====== PROVIDED RECORDS ======
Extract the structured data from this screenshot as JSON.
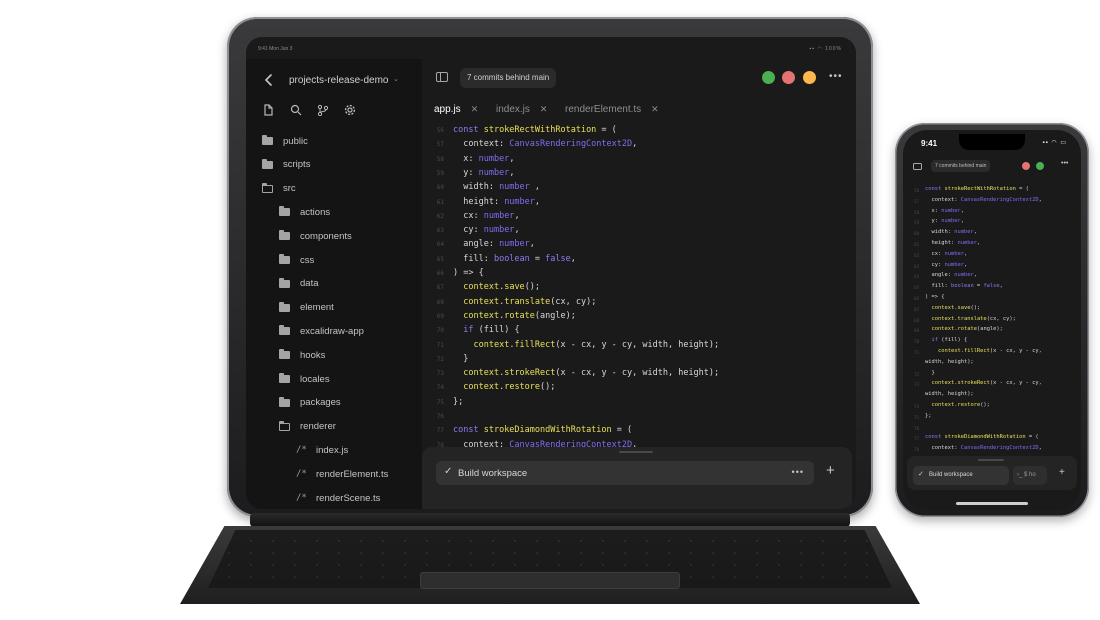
{
  "ipad": {
    "status": {
      "time": "9:41 Mon Jun 3",
      "battery": "100%"
    },
    "sidebar": {
      "project_name": "projects-release-demo",
      "tree": [
        {
          "label": "public",
          "kind": "folder",
          "depth": 0
        },
        {
          "label": "scripts",
          "kind": "folder",
          "depth": 0
        },
        {
          "label": "src",
          "kind": "folder-open",
          "depth": 0
        },
        {
          "label": "actions",
          "kind": "folder",
          "depth": 1
        },
        {
          "label": "components",
          "kind": "folder",
          "depth": 1
        },
        {
          "label": "css",
          "kind": "folder",
          "depth": 1
        },
        {
          "label": "data",
          "kind": "folder",
          "depth": 1
        },
        {
          "label": "element",
          "kind": "folder",
          "depth": 1
        },
        {
          "label": "excalidraw-app",
          "kind": "folder",
          "depth": 1
        },
        {
          "label": "hooks",
          "kind": "folder",
          "depth": 1
        },
        {
          "label": "locales",
          "kind": "folder",
          "depth": 1
        },
        {
          "label": "packages",
          "kind": "folder",
          "depth": 1
        },
        {
          "label": "renderer",
          "kind": "folder-open",
          "depth": 1
        },
        {
          "label": "index.js",
          "kind": "file",
          "depth": 2
        },
        {
          "label": "renderElement.ts",
          "kind": "file",
          "depth": 2
        },
        {
          "label": "renderScene.ts",
          "kind": "file",
          "depth": 2
        }
      ]
    },
    "topbar": {
      "commits_label": "7 commits behind main",
      "avatar_colors": [
        "#4caf50",
        "#e57373",
        "#ffb74d"
      ]
    },
    "tabs": [
      {
        "label": "app.js",
        "active": true
      },
      {
        "label": "index.js",
        "active": false
      },
      {
        "label": "renderElement.ts",
        "active": false
      }
    ],
    "code": [
      {
        "n": "56",
        "t": "const strokeRectWithRotation = ("
      },
      {
        "n": "57",
        "t": "  context: CanvasRenderingContext2D,"
      },
      {
        "n": "58",
        "t": "  x: number,"
      },
      {
        "n": "59",
        "t": "  y: number,"
      },
      {
        "n": "60",
        "t": "  width: number ,"
      },
      {
        "n": "61",
        "t": "  height: number,"
      },
      {
        "n": "62",
        "t": "  cx: number,"
      },
      {
        "n": "63",
        "t": "  cy: number,"
      },
      {
        "n": "64",
        "t": "  angle: number,"
      },
      {
        "n": "65",
        "t": "  fill: boolean = false,"
      },
      {
        "n": "66",
        "t": ") => {"
      },
      {
        "n": "67",
        "t": "  context.save();"
      },
      {
        "n": "68",
        "t": "  context.translate(cx, cy);"
      },
      {
        "n": "69",
        "t": "  context.rotate(angle);"
      },
      {
        "n": "70",
        "t": "  if (fill) {"
      },
      {
        "n": "71",
        "t": "    context.fillRect(x - cx, y - cy, width, height);"
      },
      {
        "n": "72",
        "t": "  }"
      },
      {
        "n": "73",
        "t": "  context.strokeRect(x - cx, y - cy, width, height);"
      },
      {
        "n": "74",
        "t": "  context.restore();"
      },
      {
        "n": "75",
        "t": "};"
      },
      {
        "n": "76",
        "t": ""
      },
      {
        "n": "77",
        "t": "const strokeDiamondWithRotation = ("
      },
      {
        "n": "78",
        "t": "  context: CanvasRenderingContext2D,"
      }
    ],
    "build": {
      "label": "Build workspace"
    }
  },
  "phone": {
    "time": "9:41",
    "commits_label": "7 commits behind main",
    "avatar_colors": [
      "#e57373",
      "#4caf50"
    ],
    "code": [
      {
        "n": "56",
        "t": "const strokeRectWithRotation = ("
      },
      {
        "n": "57",
        "t": "  context: CanvasRenderingContext2D,"
      },
      {
        "n": "58",
        "t": "  x: number,"
      },
      {
        "n": "59",
        "t": "  y: number,"
      },
      {
        "n": "60",
        "t": "  width: number,"
      },
      {
        "n": "61",
        "t": "  height: number,"
      },
      {
        "n": "62",
        "t": "  cx: number,"
      },
      {
        "n": "63",
        "t": "  cy: number,"
      },
      {
        "n": "64",
        "t": "  angle: number,"
      },
      {
        "n": "65",
        "t": "  fill: boolean = false,"
      },
      {
        "n": "66",
        "t": ") => {"
      },
      {
        "n": "67",
        "t": "  context.save();"
      },
      {
        "n": "68",
        "t": "  context.translate(cx, cy);"
      },
      {
        "n": "69",
        "t": "  context.rotate(angle);"
      },
      {
        "n": "70",
        "t": "  if (fill) {"
      },
      {
        "n": "71",
        "t": "    context.fillRect(x - cx, y - cy,"
      },
      {
        "n": "",
        "t": "width, height);"
      },
      {
        "n": "72",
        "t": "  }"
      },
      {
        "n": "73",
        "t": "  context.strokeRect(x - cx, y - cy,"
      },
      {
        "n": "",
        "t": "width, height);"
      },
      {
        "n": "74",
        "t": "  context.restore();"
      },
      {
        "n": "75",
        "t": "};"
      },
      {
        "n": "76",
        "t": ""
      },
      {
        "n": "77",
        "t": "const strokeDiamondWithRotation = ("
      },
      {
        "n": "78",
        "t": "  context: CanvasRenderingContext2D,"
      }
    ],
    "build": {
      "label": "Build workspace",
      "terminal_label": "$ ho"
    }
  },
  "icons": {
    "back": "chevron-left-icon",
    "chevron_down": "chevron-down-icon",
    "file": "file-icon",
    "search": "search-icon",
    "git": "git-branch-icon",
    "settings": "gear-icon",
    "panel": "sidebar-toggle-icon",
    "more": "more-horizontal-icon",
    "close": "close-icon",
    "check": "check-icon",
    "plus": "plus-icon",
    "folder": "folder-icon",
    "terminal": "terminal-icon"
  }
}
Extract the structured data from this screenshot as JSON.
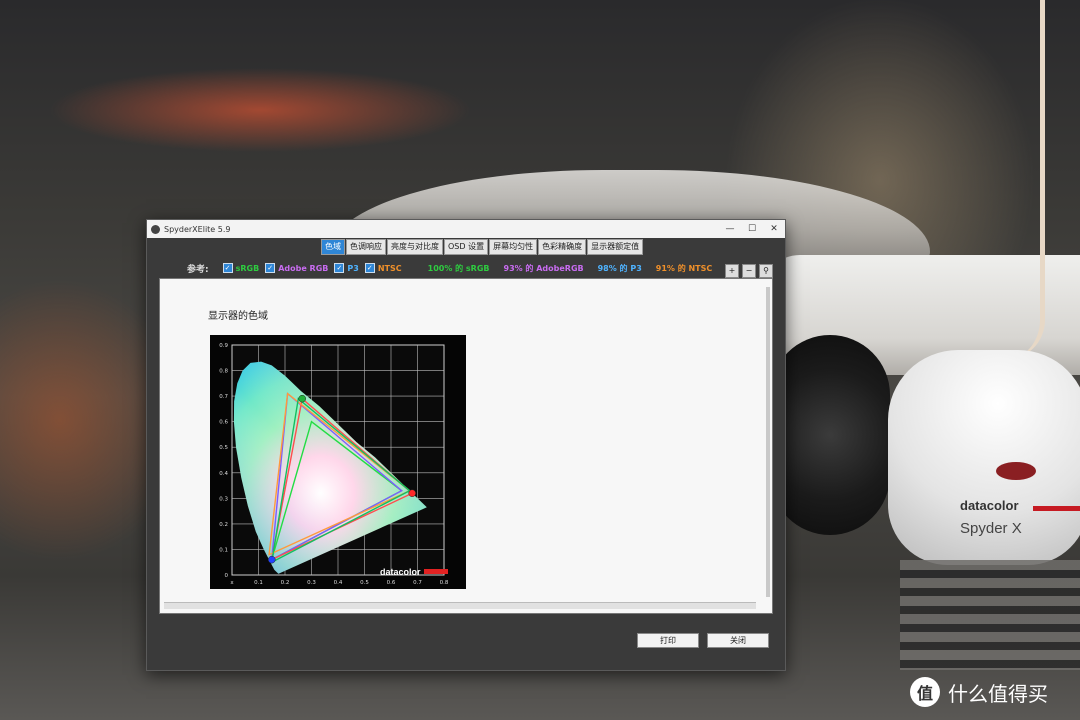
{
  "window": {
    "title": "SpyderXElite 5.9"
  },
  "tabs": [
    "色域",
    "色调响应",
    "亮度与对比度",
    "OSD 设置",
    "屏幕均匀性",
    "色彩精确度",
    "显示器额定值"
  ],
  "reference": {
    "label": "参考:",
    "checkboxes": [
      "sRGB",
      "Adobe RGB",
      "P3",
      "NTSC"
    ],
    "results": [
      "100% 的 sRGB",
      "93% 的 AdobeRGB",
      "98% 的 P3",
      "91% 的 NTSC"
    ]
  },
  "content": {
    "heading": "显示器的色域"
  },
  "buttons": {
    "print": "打印",
    "close": "关闭"
  },
  "device": {
    "brand": "datacolor",
    "model": "Spyder X"
  },
  "watermark": {
    "logo": "值",
    "text": "什么值得买"
  },
  "chart_data": {
    "type": "scatter",
    "x_ticks": [
      "x",
      "0.1",
      "0.2",
      "0.3",
      "0.4",
      "0.5",
      "0.6",
      "0.7",
      "0.8"
    ],
    "y_ticks": [
      "0.9",
      "0.8",
      "0.7",
      "0.6",
      "0.5",
      "0.4",
      "0.3",
      "0.2",
      "0.1",
      "0"
    ],
    "xlim": [
      0,
      0.8
    ],
    "ylim": [
      0,
      0.9
    ],
    "watermark": "datacolor",
    "series": [
      {
        "color": "#22dd44",
        "points": [
          [
            0.64,
            0.33
          ],
          [
            0.3,
            0.6
          ],
          [
            0.15,
            0.06
          ]
        ]
      },
      {
        "color": "#7c5cff",
        "points": [
          [
            0.64,
            0.33
          ],
          [
            0.21,
            0.71
          ],
          [
            0.15,
            0.06
          ]
        ]
      },
      {
        "color": "#ff4d4d",
        "points": [
          [
            0.68,
            0.32
          ],
          [
            0.265,
            0.69
          ],
          [
            0.15,
            0.06
          ]
        ]
      },
      {
        "color": "#ff9a3c",
        "points": [
          [
            0.67,
            0.33
          ],
          [
            0.21,
            0.71
          ],
          [
            0.14,
            0.08
          ]
        ]
      },
      {
        "color": "#10c060",
        "points": [
          [
            0.67,
            0.33
          ],
          [
            0.25,
            0.69
          ],
          [
            0.15,
            0.05
          ]
        ]
      }
    ],
    "markers": [
      {
        "color": "#ff2a2a",
        "point": [
          0.68,
          0.32
        ]
      },
      {
        "color": "#22b33c",
        "point": [
          0.265,
          0.69
        ]
      },
      {
        "color": "#2244ff",
        "point": [
          0.15,
          0.06
        ]
      }
    ]
  }
}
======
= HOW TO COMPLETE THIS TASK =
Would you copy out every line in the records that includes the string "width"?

= ANSWER SECTION =
        "t": "  width: number ,"
        "t": "    context.fillRect(x - cx, y - cy, width, height);"
        "t": "  context.strokeRect(x - cx, y - cy, width, height);"
        "t": "  width: number,"
        "t": "width, height);"
        "t": "width, height);"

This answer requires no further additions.